Patrick Ludewig designed and built the frontend. Vlad I. acted as a product owner/manager for this and many other projects.

In my first year I focused on refactoring and extending their custom web app for checking in guests.

They were using two different systems:

  • A native QR code scanner developed by their event software Pretix
  • A web app which connects to a passport scanner via websockets and looks up the ticket and guest data via a custom backend

Anonymous check-in via a passport scanner

The passport scanner web app was built to offer the guests a private check-in experience where even members of the collective don’t see the guest’s name.

The app connects to the passport scanner and reads out the name and the image stored on the passport chip. The name is matched against the ticket data to confirm the person has a valid ticket. The image is used to verify the person is the same as on the passport.

The data from the passport (i.e. the image) is only processed and transported in a secure local network. It never leaves the local network and is deleted immediatley after the event.

This approach is quite innovative and Alois even wrote a paper about it.

Together with Alois I refactored the app to stabilize the integration of the passport scanner and simplify the UI for the end user. We also trialed processing other IDs via OCR.

The improved app was used at our biggest event in June and processed a few hundreds guests.

Bespoke ticket scanner app

Over the summer we worked on improving the passport scanner app even further and extending it with different features.

A few hours before an event in September a server went down and we didn’t have time to port over the backend.

I quickly built a new web app for scanning the ticket QR code and enriching it with our guest data. Our team was then able to use the app to check in or reject guests at the door.

I kept iterating on this app for 2 other events and added many new features. The app is now used at all our events and is the main tool for checking in guests.

Screenshots of the ticket scanner web app

The plan is to eventually merge the passport scanner and the ticket scanner app into one application so both methods can be used interchangeably.

2024 and beyond
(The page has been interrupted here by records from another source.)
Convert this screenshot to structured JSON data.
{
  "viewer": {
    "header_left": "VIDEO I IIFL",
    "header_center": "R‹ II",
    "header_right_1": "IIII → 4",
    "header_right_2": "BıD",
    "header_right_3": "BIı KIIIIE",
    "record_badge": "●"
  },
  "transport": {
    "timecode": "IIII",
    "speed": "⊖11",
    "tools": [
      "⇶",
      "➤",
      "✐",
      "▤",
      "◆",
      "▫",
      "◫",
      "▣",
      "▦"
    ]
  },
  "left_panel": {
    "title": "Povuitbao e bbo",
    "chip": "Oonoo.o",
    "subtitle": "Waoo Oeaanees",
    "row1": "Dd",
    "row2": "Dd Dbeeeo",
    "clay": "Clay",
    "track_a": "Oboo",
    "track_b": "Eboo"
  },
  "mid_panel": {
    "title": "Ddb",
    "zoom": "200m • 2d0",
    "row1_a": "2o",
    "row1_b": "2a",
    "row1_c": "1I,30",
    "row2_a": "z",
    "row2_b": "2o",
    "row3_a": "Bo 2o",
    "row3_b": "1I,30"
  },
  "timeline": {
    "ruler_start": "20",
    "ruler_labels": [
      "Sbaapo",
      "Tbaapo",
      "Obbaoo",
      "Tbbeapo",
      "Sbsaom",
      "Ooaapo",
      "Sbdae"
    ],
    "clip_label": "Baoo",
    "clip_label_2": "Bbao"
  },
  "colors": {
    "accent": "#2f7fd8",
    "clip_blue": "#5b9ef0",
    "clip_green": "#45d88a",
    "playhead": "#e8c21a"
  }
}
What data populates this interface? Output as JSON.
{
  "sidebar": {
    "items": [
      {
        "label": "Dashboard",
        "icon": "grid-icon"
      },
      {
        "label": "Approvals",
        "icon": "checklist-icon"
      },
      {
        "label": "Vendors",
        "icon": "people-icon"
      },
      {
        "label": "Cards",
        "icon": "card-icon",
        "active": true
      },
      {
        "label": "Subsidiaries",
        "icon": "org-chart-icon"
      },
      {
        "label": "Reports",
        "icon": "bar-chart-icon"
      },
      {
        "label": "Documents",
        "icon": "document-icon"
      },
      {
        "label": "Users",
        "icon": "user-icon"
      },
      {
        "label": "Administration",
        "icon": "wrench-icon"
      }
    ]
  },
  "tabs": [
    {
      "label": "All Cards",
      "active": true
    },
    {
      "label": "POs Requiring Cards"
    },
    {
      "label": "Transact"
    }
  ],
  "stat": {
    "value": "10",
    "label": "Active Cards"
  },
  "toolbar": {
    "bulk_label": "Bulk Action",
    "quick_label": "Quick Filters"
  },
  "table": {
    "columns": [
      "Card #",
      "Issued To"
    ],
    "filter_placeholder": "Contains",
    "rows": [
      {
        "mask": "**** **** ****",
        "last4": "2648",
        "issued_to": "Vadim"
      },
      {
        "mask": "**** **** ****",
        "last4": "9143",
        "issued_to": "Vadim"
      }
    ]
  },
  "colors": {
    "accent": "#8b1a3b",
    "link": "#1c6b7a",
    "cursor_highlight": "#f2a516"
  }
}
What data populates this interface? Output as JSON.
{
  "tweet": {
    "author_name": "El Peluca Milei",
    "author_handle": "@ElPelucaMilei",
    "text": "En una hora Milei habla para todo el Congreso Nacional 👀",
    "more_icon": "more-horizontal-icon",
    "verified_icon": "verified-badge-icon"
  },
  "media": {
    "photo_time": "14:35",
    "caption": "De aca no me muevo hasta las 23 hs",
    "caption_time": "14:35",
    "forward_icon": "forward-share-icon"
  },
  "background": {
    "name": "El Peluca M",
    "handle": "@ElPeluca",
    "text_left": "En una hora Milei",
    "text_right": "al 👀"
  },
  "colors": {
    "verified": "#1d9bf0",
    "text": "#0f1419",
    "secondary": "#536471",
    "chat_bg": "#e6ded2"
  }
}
Our focus for 2024 is to unify all our different applications into one unified web applicaton. Over the next 2 years this will evolve into a bespoke event management system for the collective integrating many different tools and services.